After his poetry collection Wintering Out was published in 1972, a comment from Seamus Heaney on that violent and turbulent year was reported in the Cork Examiner, “If we winter this one out, we can summer anywhere.”
Some forty-eight years later, as Covid-19 closed down society, Heaney’s words became the most popular meme in Ireland.
The words have expressed the mood of the present times. The first stanza of Heaney’s poem Servant Boy tells of a man who has spent his years working wherever he may earn a wage:
He is wintering out
the back-end of a bad year,
swinging a hurricane-lamp
through some outhouse
Heaney’s words capture a mood of powerlessness, a feeling of a lack of access to resources, of sense of walking uncertainly into an unclear future.
The words written in Ulster in 1972 could as well articulate the feeling of those in Ireland fifty years later.
In the Republic, the culpably negligent Fianna Fail-Fine Gael Coalition government has no regard for those who must labour for a living.
In the North, the irredentist DUP, now commanding just a quarter of the vote and drawing its support from a Protestant community that is a minority of the population, is being allowed to ignore the rejection of Brexit by the people of Northern Ireland and to continue to obstruct progress.
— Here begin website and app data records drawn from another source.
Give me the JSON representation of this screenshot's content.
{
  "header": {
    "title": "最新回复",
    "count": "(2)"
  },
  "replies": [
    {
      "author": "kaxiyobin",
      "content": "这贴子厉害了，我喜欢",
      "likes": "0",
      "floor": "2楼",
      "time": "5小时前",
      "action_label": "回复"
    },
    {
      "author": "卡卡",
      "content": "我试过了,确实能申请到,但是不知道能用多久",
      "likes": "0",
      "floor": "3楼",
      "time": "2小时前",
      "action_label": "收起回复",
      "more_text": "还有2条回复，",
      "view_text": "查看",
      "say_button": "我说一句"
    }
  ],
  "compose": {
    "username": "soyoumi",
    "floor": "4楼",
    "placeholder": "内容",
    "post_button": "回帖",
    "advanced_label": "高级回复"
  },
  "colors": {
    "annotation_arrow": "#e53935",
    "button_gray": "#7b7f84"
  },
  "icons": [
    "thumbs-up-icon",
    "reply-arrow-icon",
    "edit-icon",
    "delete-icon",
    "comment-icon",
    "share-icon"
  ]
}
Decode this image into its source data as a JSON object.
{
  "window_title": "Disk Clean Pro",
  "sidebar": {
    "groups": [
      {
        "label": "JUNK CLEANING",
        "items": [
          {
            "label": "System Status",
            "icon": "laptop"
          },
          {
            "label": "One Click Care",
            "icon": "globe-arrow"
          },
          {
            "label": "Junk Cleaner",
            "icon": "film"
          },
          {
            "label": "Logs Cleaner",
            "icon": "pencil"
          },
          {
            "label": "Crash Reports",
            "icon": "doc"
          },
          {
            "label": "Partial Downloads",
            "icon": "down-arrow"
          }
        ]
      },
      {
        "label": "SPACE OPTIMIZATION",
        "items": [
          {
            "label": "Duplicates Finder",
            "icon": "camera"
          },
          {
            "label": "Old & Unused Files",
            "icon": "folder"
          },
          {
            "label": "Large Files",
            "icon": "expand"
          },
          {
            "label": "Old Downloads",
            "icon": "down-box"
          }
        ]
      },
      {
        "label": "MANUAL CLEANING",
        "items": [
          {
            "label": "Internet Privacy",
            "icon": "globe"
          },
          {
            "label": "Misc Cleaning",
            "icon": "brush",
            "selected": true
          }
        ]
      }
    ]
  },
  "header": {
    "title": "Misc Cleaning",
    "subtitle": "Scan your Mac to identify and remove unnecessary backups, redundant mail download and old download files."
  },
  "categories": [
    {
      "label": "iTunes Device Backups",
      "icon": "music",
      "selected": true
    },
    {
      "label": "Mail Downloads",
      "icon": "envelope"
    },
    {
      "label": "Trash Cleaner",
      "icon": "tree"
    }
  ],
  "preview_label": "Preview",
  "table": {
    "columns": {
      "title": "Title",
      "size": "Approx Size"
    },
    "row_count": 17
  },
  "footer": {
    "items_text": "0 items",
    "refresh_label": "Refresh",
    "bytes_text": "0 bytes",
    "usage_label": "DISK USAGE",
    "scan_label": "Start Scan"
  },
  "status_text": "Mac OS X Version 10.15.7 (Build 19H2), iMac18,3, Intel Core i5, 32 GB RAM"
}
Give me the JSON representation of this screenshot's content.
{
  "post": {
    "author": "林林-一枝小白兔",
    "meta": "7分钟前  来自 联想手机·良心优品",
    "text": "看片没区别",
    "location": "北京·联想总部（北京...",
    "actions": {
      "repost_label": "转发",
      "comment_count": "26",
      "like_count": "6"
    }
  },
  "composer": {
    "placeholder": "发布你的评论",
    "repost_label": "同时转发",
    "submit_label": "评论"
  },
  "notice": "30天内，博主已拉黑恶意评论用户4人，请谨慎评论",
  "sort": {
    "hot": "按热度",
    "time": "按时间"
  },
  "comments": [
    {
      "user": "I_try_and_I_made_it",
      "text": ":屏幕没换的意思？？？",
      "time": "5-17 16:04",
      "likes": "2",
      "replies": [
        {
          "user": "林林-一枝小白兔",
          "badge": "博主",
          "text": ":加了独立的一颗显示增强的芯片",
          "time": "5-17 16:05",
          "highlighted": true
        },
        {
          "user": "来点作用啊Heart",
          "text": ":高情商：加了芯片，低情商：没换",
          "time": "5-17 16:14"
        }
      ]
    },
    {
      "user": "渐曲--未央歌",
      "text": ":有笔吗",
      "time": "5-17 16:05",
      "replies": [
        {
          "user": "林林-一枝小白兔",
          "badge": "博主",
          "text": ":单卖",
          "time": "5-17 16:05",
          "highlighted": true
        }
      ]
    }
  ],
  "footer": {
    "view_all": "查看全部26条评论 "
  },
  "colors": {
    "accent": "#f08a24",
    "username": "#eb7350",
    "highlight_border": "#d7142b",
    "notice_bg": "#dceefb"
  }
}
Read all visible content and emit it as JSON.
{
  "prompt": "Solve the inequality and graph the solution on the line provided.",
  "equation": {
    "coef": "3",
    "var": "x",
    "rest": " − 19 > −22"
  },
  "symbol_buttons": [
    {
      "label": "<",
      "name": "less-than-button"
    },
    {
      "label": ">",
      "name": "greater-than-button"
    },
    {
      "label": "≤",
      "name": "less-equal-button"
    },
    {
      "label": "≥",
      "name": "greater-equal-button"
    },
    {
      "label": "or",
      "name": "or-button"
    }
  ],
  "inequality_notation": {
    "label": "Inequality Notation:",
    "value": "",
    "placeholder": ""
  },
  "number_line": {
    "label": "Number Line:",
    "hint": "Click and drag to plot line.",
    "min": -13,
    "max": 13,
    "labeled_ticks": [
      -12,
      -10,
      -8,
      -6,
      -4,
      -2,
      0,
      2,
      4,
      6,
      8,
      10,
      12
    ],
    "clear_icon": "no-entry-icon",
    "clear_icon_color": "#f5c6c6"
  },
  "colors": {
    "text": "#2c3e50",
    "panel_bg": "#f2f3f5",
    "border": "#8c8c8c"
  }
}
Wintering out is the option for those who have neither buildings to accommodate their cattle over winter months, nor the fodder to feed them for the months when they would be in from the fields. They must make the most of the grazing available, carry fodder out to the livestock when the grass becomes short. Wintering out is the only option for the poorer farmer.
Like the Servant Boy, Irish wage earners are people left to metaphorically ‘winter out’. They are left to pay increasing rents to foreign funds. They are left to struggle with rising prices. They are left as the second-class citizens in health care, in education, in the allocation of resources. Like the farm labourer of the poem, they struggle to see a way forward.
Attending the school sports day yesterday, there was an overwhelming sense of joy among the students. Life had returned to normal. The winter days are passing.
We can summer anywhere now. People will no longer accept the old platitudes, the old dispensation is passing.
The next general election is not scheduled for three years, but it is hard to see how a crumbling coalition reduced to a majority of one and bereft of ideas will endure.
Few people under forty will contemplate accepting the old ways. The summer for which they will vote will be a place that is very different.